**Exercise goal**: Which lines below include "EURCAD"? Copy them all.
[Supplied information — start]
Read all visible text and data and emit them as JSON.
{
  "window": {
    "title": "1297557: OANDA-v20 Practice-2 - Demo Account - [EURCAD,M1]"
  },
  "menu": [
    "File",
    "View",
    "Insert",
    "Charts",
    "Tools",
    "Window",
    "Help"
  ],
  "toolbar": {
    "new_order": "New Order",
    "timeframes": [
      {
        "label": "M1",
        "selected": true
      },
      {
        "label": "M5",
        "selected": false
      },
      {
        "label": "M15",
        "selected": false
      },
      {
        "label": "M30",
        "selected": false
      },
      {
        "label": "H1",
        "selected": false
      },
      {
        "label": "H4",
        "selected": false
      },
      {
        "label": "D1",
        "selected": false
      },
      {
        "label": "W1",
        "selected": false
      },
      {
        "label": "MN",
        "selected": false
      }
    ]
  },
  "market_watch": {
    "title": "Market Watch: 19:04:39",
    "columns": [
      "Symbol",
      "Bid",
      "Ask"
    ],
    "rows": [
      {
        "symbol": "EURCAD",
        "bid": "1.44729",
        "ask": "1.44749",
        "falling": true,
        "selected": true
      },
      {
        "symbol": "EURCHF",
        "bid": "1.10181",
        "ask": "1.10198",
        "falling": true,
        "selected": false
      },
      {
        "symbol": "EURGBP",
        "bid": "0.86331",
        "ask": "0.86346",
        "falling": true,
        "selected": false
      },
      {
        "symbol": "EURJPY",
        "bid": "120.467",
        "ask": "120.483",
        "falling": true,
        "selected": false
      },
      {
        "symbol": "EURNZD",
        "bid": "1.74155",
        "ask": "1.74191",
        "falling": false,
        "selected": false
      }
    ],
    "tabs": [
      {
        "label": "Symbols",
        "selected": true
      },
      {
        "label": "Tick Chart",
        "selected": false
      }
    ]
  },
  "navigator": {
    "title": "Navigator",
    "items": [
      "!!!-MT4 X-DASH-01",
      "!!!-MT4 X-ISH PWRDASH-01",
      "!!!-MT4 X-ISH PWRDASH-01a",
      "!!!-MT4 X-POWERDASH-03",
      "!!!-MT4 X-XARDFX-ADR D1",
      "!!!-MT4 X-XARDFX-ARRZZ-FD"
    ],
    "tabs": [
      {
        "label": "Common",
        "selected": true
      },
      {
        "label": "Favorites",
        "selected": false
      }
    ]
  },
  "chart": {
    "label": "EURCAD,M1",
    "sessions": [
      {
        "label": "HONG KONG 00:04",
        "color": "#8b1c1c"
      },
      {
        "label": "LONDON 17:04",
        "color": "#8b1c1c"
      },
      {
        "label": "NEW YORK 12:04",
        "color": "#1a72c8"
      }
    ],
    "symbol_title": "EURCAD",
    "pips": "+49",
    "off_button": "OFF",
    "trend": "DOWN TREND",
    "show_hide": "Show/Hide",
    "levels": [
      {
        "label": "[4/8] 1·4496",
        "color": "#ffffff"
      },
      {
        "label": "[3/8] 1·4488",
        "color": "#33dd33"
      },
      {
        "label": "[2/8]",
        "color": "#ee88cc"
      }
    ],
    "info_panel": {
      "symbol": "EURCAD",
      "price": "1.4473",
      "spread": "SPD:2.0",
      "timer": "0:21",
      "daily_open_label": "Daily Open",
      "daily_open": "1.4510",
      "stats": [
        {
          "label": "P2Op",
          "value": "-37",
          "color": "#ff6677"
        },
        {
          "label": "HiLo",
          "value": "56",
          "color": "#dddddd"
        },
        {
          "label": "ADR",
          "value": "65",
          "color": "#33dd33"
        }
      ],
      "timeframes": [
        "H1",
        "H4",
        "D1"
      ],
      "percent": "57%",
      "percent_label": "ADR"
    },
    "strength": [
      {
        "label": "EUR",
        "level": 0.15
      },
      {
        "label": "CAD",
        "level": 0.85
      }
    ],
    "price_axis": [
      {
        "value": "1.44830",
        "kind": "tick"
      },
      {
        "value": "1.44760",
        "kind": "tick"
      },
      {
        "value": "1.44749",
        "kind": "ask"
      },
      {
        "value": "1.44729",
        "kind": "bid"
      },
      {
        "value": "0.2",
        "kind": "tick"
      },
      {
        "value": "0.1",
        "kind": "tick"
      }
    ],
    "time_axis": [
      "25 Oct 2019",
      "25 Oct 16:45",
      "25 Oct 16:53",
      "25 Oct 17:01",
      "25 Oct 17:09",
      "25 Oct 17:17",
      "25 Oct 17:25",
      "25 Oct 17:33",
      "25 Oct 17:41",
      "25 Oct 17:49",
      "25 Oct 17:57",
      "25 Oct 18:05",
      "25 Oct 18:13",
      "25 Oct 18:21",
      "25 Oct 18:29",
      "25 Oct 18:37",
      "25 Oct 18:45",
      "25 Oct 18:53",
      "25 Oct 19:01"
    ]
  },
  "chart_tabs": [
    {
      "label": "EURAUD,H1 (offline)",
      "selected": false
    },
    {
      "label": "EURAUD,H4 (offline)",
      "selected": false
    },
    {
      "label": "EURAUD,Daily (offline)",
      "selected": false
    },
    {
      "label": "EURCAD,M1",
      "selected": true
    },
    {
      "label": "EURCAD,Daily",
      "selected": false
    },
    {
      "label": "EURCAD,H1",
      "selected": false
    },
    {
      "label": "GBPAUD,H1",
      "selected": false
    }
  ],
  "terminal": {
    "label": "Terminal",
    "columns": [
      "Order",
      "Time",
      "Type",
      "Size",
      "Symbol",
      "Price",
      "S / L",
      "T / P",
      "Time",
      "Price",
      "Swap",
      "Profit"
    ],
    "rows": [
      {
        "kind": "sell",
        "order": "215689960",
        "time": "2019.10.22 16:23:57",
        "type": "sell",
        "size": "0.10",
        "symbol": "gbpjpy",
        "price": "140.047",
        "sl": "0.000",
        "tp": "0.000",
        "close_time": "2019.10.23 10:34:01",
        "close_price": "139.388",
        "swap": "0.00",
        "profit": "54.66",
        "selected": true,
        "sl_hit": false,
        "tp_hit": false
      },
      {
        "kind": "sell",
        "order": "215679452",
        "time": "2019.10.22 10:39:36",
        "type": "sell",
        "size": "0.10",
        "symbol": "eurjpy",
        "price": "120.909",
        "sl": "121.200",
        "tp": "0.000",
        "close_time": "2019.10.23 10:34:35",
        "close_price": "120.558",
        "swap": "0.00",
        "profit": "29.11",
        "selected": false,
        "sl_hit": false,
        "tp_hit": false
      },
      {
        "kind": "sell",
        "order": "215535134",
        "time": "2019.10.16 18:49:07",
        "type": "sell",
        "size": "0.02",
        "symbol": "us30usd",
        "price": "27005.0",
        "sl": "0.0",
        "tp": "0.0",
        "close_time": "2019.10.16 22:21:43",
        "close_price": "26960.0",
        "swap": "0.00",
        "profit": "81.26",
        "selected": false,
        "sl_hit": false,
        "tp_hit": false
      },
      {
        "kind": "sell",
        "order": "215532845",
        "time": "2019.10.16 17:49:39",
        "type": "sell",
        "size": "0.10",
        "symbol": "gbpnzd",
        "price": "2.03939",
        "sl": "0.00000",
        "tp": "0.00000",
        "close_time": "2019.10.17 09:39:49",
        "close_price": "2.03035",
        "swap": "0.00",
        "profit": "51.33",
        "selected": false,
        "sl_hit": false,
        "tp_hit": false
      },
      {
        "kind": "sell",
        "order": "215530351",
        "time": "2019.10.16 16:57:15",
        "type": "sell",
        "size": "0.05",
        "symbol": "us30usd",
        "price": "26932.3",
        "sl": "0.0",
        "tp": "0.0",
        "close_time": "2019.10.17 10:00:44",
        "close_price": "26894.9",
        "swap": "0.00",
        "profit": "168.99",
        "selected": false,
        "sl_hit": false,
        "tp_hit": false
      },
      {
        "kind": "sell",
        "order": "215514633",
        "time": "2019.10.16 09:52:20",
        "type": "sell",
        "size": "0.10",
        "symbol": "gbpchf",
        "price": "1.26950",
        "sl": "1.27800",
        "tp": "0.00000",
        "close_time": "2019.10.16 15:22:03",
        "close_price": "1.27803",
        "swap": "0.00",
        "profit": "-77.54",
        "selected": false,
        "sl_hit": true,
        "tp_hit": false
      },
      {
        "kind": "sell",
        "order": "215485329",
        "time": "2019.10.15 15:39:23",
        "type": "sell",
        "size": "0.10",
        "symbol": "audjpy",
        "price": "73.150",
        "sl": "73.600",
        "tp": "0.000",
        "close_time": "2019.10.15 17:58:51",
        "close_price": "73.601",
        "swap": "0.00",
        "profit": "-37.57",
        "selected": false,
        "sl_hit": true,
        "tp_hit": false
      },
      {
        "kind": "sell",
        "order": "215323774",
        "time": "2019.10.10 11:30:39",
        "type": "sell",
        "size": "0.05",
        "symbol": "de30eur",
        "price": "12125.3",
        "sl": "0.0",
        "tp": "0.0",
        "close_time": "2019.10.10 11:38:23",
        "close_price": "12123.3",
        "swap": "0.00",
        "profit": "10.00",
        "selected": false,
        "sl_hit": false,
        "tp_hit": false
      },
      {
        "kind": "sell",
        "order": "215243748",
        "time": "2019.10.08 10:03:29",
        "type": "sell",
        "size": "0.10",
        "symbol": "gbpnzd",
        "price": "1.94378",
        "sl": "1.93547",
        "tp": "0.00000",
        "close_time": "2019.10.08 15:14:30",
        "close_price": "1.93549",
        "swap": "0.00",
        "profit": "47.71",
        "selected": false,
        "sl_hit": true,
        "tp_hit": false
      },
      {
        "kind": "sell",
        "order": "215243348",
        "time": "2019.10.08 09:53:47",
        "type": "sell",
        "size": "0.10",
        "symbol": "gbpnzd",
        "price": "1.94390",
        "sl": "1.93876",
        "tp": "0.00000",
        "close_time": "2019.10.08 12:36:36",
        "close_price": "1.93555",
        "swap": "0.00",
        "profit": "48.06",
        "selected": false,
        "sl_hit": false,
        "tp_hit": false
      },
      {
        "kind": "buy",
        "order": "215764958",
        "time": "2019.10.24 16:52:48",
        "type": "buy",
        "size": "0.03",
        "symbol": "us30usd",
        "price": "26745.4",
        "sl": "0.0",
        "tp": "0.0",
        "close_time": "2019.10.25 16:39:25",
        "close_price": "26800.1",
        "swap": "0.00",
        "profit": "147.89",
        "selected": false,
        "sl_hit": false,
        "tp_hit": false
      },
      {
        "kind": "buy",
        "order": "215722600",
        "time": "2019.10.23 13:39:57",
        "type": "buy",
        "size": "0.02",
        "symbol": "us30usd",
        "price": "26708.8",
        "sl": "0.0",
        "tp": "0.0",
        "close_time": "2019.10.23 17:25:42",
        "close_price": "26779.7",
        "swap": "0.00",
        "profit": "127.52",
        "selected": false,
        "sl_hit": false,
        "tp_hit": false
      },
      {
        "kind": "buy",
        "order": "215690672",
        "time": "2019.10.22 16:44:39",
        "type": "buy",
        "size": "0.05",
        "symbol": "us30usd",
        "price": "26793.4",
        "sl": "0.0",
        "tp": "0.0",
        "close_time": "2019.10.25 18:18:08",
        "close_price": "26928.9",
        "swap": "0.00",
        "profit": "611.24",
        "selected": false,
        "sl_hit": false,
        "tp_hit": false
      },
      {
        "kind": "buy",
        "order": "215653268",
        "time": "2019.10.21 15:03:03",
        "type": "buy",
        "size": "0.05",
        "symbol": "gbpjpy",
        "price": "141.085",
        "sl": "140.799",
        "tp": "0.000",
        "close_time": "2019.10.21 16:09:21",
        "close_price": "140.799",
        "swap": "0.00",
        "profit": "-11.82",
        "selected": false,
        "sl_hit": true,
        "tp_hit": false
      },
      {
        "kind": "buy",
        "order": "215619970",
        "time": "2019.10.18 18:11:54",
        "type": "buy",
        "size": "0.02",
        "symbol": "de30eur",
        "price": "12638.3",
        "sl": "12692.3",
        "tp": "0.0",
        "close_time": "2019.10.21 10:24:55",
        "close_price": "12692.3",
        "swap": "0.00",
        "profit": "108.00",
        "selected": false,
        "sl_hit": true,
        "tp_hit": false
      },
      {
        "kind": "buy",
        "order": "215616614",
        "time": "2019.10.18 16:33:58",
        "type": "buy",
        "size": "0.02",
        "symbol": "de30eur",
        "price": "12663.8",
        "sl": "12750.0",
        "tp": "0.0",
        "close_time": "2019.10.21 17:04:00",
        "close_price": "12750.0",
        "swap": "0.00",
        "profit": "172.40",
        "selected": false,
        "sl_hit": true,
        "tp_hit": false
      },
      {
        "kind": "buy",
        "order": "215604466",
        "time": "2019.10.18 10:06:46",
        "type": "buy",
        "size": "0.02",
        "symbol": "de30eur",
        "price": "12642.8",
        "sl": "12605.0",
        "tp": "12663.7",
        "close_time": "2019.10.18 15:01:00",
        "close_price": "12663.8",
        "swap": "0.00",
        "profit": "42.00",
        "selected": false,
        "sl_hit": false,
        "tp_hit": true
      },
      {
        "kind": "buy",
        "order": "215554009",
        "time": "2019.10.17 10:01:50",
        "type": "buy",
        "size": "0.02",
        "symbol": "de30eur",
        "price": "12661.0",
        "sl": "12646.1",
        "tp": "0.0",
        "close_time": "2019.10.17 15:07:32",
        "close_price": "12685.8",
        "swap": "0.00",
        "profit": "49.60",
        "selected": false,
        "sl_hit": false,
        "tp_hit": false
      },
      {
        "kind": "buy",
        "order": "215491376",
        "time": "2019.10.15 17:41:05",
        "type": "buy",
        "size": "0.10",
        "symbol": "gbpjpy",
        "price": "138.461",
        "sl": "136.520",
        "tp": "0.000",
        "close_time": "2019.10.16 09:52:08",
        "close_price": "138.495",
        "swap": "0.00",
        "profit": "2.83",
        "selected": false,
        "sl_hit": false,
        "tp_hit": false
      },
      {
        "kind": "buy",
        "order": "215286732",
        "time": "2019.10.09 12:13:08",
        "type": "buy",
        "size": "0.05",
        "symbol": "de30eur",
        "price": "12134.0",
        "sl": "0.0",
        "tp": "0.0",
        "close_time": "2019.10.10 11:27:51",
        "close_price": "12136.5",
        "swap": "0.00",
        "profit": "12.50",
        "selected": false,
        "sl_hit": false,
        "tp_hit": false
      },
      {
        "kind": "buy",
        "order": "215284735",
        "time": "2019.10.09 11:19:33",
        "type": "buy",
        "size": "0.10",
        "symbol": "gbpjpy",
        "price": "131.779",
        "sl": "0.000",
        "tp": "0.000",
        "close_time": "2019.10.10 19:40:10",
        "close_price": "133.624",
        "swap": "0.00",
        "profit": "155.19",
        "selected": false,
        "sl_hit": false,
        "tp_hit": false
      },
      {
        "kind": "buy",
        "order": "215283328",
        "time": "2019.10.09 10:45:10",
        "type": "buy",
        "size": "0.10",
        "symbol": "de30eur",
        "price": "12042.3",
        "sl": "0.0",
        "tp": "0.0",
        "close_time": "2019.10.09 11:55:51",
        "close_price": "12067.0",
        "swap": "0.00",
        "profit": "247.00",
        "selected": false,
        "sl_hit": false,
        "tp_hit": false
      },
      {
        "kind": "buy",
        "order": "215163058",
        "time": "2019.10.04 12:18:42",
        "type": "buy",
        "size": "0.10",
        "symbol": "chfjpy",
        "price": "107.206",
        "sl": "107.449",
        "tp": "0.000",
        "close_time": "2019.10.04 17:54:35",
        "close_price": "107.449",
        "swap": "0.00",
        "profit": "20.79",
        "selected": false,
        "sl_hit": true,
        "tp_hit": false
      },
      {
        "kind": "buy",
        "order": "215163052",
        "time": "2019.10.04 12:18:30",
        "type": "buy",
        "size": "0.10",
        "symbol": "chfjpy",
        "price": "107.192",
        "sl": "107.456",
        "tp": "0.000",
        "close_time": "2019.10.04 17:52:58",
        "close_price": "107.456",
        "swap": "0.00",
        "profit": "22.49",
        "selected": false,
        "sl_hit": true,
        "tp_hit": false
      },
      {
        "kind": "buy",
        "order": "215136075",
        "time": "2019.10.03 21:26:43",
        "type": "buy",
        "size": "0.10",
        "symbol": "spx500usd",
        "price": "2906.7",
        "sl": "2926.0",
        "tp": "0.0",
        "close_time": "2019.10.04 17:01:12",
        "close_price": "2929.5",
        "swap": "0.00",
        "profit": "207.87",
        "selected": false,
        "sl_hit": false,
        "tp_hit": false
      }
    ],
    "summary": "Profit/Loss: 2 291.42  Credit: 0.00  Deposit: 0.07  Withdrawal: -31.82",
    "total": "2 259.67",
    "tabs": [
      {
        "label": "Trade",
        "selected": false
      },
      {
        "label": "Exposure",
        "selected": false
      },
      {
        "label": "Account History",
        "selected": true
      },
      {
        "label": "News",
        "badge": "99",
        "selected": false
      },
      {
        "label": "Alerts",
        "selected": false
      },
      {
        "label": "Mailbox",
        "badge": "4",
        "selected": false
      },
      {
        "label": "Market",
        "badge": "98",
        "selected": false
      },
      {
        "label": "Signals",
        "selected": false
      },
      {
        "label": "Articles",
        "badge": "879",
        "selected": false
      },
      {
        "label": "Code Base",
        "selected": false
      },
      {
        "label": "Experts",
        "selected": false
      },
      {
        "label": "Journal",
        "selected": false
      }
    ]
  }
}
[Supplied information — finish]
**Finished exercise**:
    "title": "1297557: OANDA-v20 Practice-2 - Demo Account - [EURCAD,M1]"
        "symbol": "EURCAD",
    "label": "EURCAD,M1",
    "symbol_title": "EURCAD",
      "symbol": "EURCAD",
      "label": "EURCAD,M1",
      "label": "EURCAD,Daily",
      "label": "EURCAD,H1",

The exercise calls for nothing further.